Illustration: Øivind Hovland
Illustration: Øivind Hovland

– Norwegian students worry too much about their economy

Lånekassen deserves praise, not just ungrateful students who complain.

When the student loan pops into your account the 15th of every month, it is rare to hear a conversation in the cafeteria about how good Lånekassen really is. The discussions rather revolve around pricey beer, all the noodle dinners, and there will certainly not be any increase in the student loan in the next budget either. Should we be more grateful for the support we receive from the State Educational Loan Fund?

A comparison with students in other countries indicates that. In a research report from Eurostudent on twenty nine European countries, including Norway, asked a representative sample of students about how they experience student life in the period between 2011 and 2015. Students have been asked about finances, prospects and study satisfaction. The results show that although Norwegian students are among the most privileged in terms of state aid and independence from the family's wallet, we are unhappy with the money we have at our disposal.

Almost no one worries as much about their economy as Norwegian students. 43 percent of us claim to have serious or very serious financial problems. In comparison, students in countries such as Russia and Ukraine are less worried. Only Irish and Slovenian students are more worried than us – countries which in recent years has had an unemployment rate for young people of around 20 percent.

So why are we so worried, relatively speaking? This is at least not due to having an inferior scholarship than other countries. Of countries participating in the study, Norway has the largest proportion of students who receive state financed studies. In total, about one quarter of our monthly income is from the State Educational Loan Fund; only the Danes receive more than us.

I, at least, eat my noodles with joy Stine Hesstvedt journalist in Universitas
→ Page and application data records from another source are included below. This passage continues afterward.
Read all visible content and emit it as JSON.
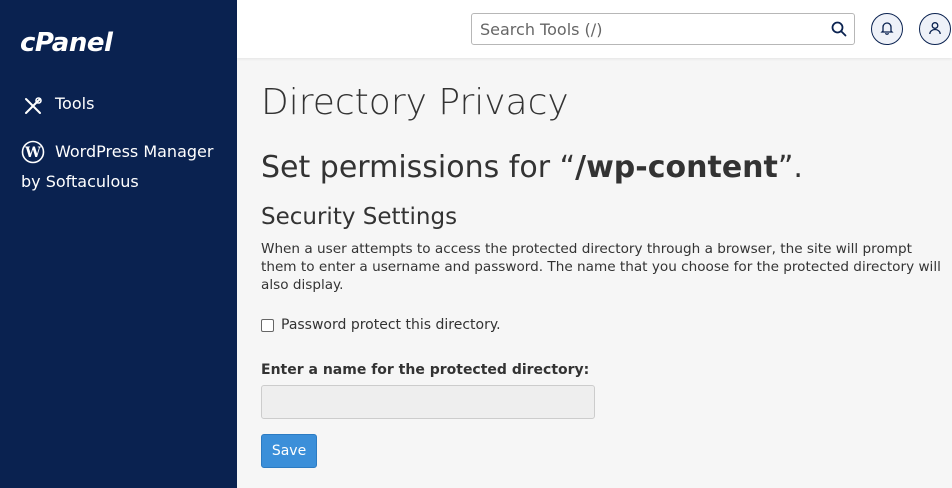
{
  "sidebar": {
    "logo": "cPanel",
    "items": [
      {
        "label": "Tools",
        "icon": "tools-icon"
      },
      {
        "label": "WordPress Manager",
        "label_line2": "by Softaculous",
        "icon": "wordpress-icon"
      }
    ],
    "background": "#0a2250"
  },
  "topbar": {
    "search_placeholder": "Search Tools (/)",
    "search_value": ""
  },
  "main": {
    "title": "Directory Privacy",
    "permissions_prefix": "Set permissions for “",
    "directory": "/wp-content",
    "permissions_suffix": "”.",
    "section_title": "Security Settings",
    "description": "When a user attempts to access the protected directory through a browser, the site will prompt them to enter a username and password. The name that you choose for the protected directory will also display.",
    "checkbox_label": "Password protect this directory.",
    "checkbox_checked": false,
    "name_field_label": "Enter a name for the protected directory:",
    "name_field_value": "",
    "save_label": "Save"
  },
  "colors": {
    "accent": "#3b8fd9",
    "sidebar": "#0a2250"
  }
}
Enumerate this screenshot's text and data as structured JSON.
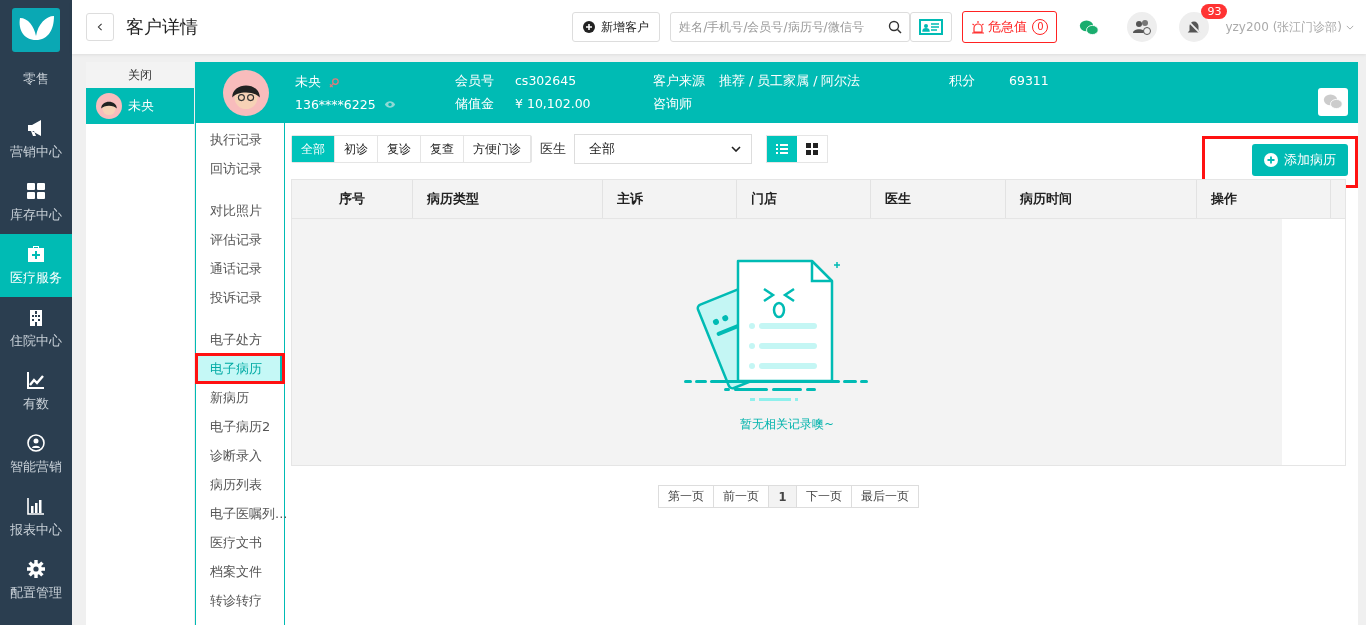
{
  "nav": {
    "items": [
      {
        "label": "零售",
        "selected": false
      },
      {
        "label": "营销中心",
        "selected": false
      },
      {
        "label": "库存中心",
        "selected": false
      },
      {
        "label": "医疗服务",
        "selected": true
      },
      {
        "label": "住院中心",
        "selected": false
      },
      {
        "label": "有数",
        "selected": false
      },
      {
        "label": "智能营销",
        "selected": false
      },
      {
        "label": "报表中心",
        "selected": false
      },
      {
        "label": "配置管理",
        "selected": false
      }
    ]
  },
  "header": {
    "title": "客户详情",
    "new_customer": "新增客户",
    "search": {
      "placeholder": "姓名/手机号/会员号/病历号/微信号"
    },
    "critical": {
      "label": "危急值",
      "count": "0"
    },
    "notification_count": "93",
    "user": "yzy200 (张江门诊部)"
  },
  "customer_tabs": {
    "close": "关闭",
    "tabs": [
      {
        "name": "未央",
        "selected": true
      }
    ]
  },
  "customer": {
    "name": "未央",
    "phone": "136****6225",
    "fields": [
      {
        "label": "会员号",
        "value": "cs302645"
      },
      {
        "label": "储值金",
        "value": "¥ 10,102.00"
      },
      {
        "label": "客户来源",
        "value": "推荐 / 员工家属 / 阿尔法"
      },
      {
        "label": "咨询师"
      },
      {
        "label": "积分",
        "value": "69311"
      }
    ]
  },
  "side_menu": {
    "groups": [
      [
        {
          "label": "执行记录",
          "selected": false,
          "annotated": false
        },
        {
          "label": "回访记录",
          "selected": false,
          "annotated": false
        }
      ],
      [
        {
          "label": "对比照片",
          "selected": false,
          "annotated": false
        },
        {
          "label": "评估记录",
          "selected": false,
          "annotated": false
        },
        {
          "label": "通话记录",
          "selected": false,
          "annotated": false
        },
        {
          "label": "投诉记录",
          "selected": false,
          "annotated": false
        }
      ],
      [
        {
          "label": "电子处方",
          "selected": false,
          "annotated": false
        },
        {
          "label": "电子病历",
          "selected": true,
          "annotated": true
        },
        {
          "label": "新病历",
          "selected": false,
          "annotated": false
        },
        {
          "label": "电子病历2",
          "selected": false,
          "annotated": false
        },
        {
          "label": "诊断录入",
          "selected": false,
          "annotated": false
        },
        {
          "label": "病历列表",
          "selected": false,
          "annotated": false
        },
        {
          "label": "电子医嘱列...",
          "selected": false,
          "annotated": false
        },
        {
          "label": "医疗文书",
          "selected": false,
          "annotated": false
        },
        {
          "label": "档案文件",
          "selected": false,
          "annotated": false
        },
        {
          "label": "转诊转疗",
          "selected": false,
          "annotated": false
        }
      ]
    ]
  },
  "filters": {
    "types": [
      {
        "label": "全部",
        "selected": true
      },
      {
        "label": "初诊",
        "selected": false
      },
      {
        "label": "复诊",
        "selected": false
      },
      {
        "label": "复查",
        "selected": false
      },
      {
        "label": "方便门诊",
        "selected": false
      }
    ],
    "doctor_label": "医生",
    "doctor_value": "全部",
    "views": [
      {
        "kind": "list",
        "selected": true
      },
      {
        "kind": "grid",
        "selected": false
      }
    ]
  },
  "add_button": {
    "label": "添加病历",
    "annotated": true
  },
  "table": {
    "columns": [
      "序号",
      "病历类型",
      "主诉",
      "门店",
      "医生",
      "病历时间",
      "操作"
    ],
    "empty_text": "暂无相关记录噢~"
  },
  "pagination": [
    {
      "label": "第一页",
      "selected": false
    },
    {
      "label": "前一页",
      "selected": false
    },
    {
      "label": "1",
      "selected": true
    },
    {
      "label": "下一页",
      "selected": false
    },
    {
      "label": "最后一页",
      "selected": false
    }
  ]
}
Norwegian students are also less dependent on support from mom and dad. Only a fifth of a Norwegian student’s budget is money from home, while a European student on average get half of their monthly income from their parents. Turning to Germany, the percentage is nearly 80 percent. The figures also show that Norway is among the countries with the most students who come from families with low education.

That we must juggle studies with part-time jobs, and in a Norwegian context have low income, may be reasons to worry. That student economy has not been prioritized by politicians for years is also not good enough.

Yet it is a paradox that Norwegian students worry so much, and that Lånekassen only receives criticism. We have to call home to ask for money much less than our European fellow students, and we can take advantage of a relatively un-elitist student body where everyone has an equal economic basis to fund their education. It is, after all, unique in Europe, where much of government funding is means-tested. For this, the Loan Fund deserves praise, and not just ungrateful students who complain.

So although beer prices and student loans may not match, we can benefit from being more appreciative of receiving a monthly sum on your account to anyone and everyone. I, at least, eat my noodles with joy.